21 Gayatri Singh Practising Lawyer Mumbai Maharashtra
22 D. Sornambal Practising Lawyer Chennai, Tamil Nadu
23 Tribhuvan Gaur Practising Lawyer Delhi
24 M. Ananada Muni Rajan Practising Lawyer Dindigul, Tamil Nadu
25 Jayanthi M Practising Lawyer Tamil nadu
26 Saravana Vel Practising Lawyer Chennai
27 Keren Sam Practising Lawyer Chennai
28 PVS Giridhar Practising Lawyer Chennai
29 Devika Rani Practising Lawyer Chennai
30 Thirukkumaresan M Practising Lawyer Kamuthi Taluka, Ramathapuram Dist, TN
31 Jawad A J Practising Lawyer Chennai
32 Usharani Law Student Peraiyur/ Madurai/Tamil Nadu
33 Ruthrasri Law Student Chagalpattu, Chennai
34 Ujjwal Kumar Practising Lawyer Godda, Jharkhand
35 Zaffarullah Khan Practising Lawyer Chennai, Tamil Nadu
36 Prashanthi.P Law Student Chennai
37 Lita Srinivasan Practising Lawyer Chennai, TN
38 Rajee Activist (Law Graduate) Madras Tamil Nadu

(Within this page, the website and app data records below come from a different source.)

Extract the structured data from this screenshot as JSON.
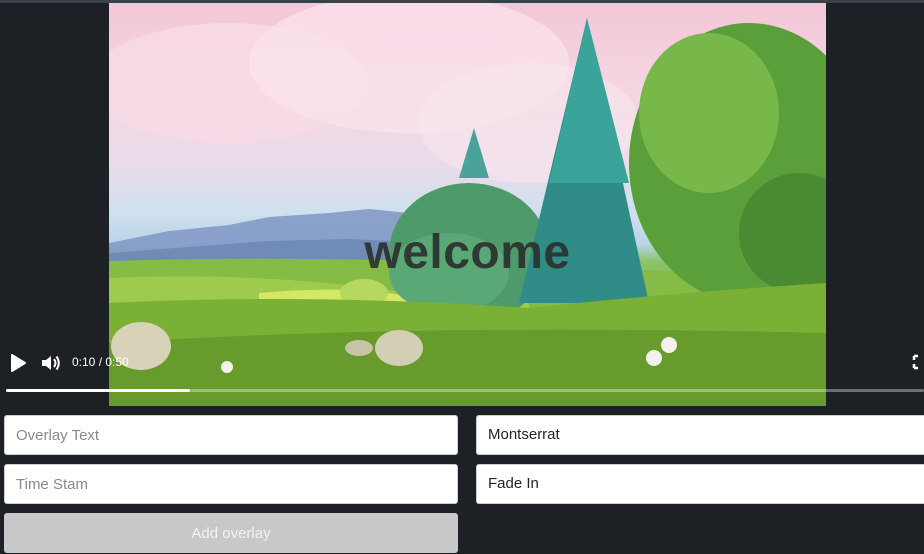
{
  "video": {
    "overlay_text": "welcome",
    "time_display": "0:10 / 0:50",
    "progress": 0.2
  },
  "form": {
    "overlay_text_placeholder": "Overlay Text",
    "timestamp_placeholder": "Time Stam",
    "font_value": "Montserrat",
    "animation_value": "Fade In",
    "add_label": "Add overlay"
  },
  "icons": {
    "play": "play-icon",
    "volume": "volume-icon",
    "fullscreen": "fullscreen-icon"
  }
}
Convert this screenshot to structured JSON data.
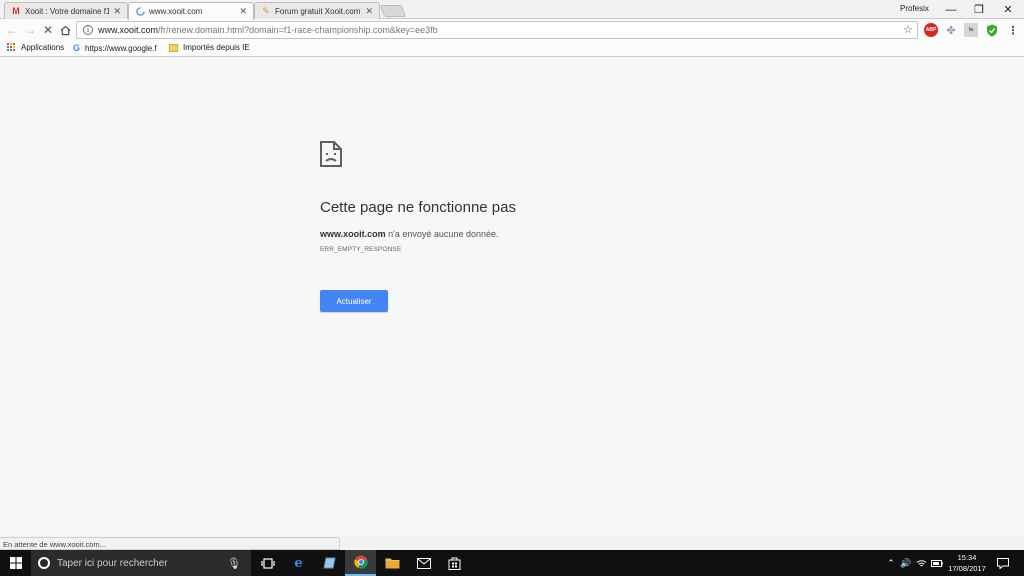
{
  "tabs": [
    {
      "title": "Xooit : Votre domaine f1-",
      "favicon": "gmail-icon"
    },
    {
      "title": "www.xooit.com",
      "favicon": "loading-spinner-icon"
    },
    {
      "title": "Forum gratuit Xooit.com",
      "favicon": "xooit-icon"
    }
  ],
  "profile_name": "Profesix",
  "window_controls": {
    "minimize": "—",
    "maximize": "❐",
    "close": "✕"
  },
  "omnibox": {
    "host": "www.xooit.com",
    "path": "/fr/renew.domain.html?domain=f1-race-championship.com&key=ee3fb"
  },
  "bookmarks": [
    {
      "label": "Applications",
      "icon": "apps-grid-icon"
    },
    {
      "label": "https://www.google.f",
      "icon": "google-icon"
    },
    {
      "label": "Importés depuis IE",
      "icon": "folder-icon"
    }
  ],
  "error": {
    "title": "Cette page ne fonctionne pas",
    "host": "www.xooit.com",
    "message": " n'a envoyé aucune donnée.",
    "code": "ERR_EMPTY_RESPONSE",
    "button_label": "Actualiser"
  },
  "status_text": "En attente de www.xooit.com...",
  "taskbar": {
    "search_placeholder": "Taper ici pour rechercher",
    "time": "15:34",
    "date": "17/08/2017"
  },
  "colors": {
    "primary_button": "#4285f4",
    "taskbar": "#101010"
  }
}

39 Mithera Paul Practising Lawyer Chennai
40 Dr.D.Nisar Ahmed Law Faculty Chennai
41 Manivel Dhandapani Practising Lawyer Chennai/ Thiruvallur/ Tamilnadu
42 Kanimozhi A Law Student Thiruthani taluka, Thiruvallur district & Tamil Nadu
43 Henri Tiphagne Practising Lawyer Madurai, TamilNadu
44 A.Thulasi Law Student Dharapuram,Thirupur, Tamil Nadu
45 Krithika A Dinesh Law Researcher Delhi
46 Lal ji Kaithwas Practising Lawyer Allahabad, Uttar Pradesh
47 Harpuneet Kaur Law Student Chandigarh, Punjab
48 Manoj Selvaraj Practising Lawyer Delhi
49 Mandakini Activist (Law Graduate) Hyderabad
50 Ashish Reddy Practising Lawyer Hyderabad, Telangana
51 Bhavishya Sudan Practising Lawyer Jammu
52 Mohd Aquib Practising Lawyer Rajouri, J&K
53 Adv Naveed Bukhtiyar Practising Lawyer Srinagar
54 Faisal bashir shah Activist (Law Graduate) Srinagar
55 Saqib Shabir Practising Lawyer Srinagar
56 Kamran Rashid Practising Lawyer Srinagar
57 Advocate Shabir Practising Lawyer District Bandipora
58 Mohd Akram Practising Lawyer Jammu
59 Ameya Law Researcher Bangalore, Karnataka
60 Dinesh C. Mali Practising Lawyer Jodhpur Rajasthan
61 Purnima Upadhyay Activist (Law Graduate) Maharashtra


  1. T.N Godavarman v. Union of India (1997) 2 SCC 267
  2. Hanuman Laxman Aroskar v. Union of India (2019) 15 SCC 401


NAPM India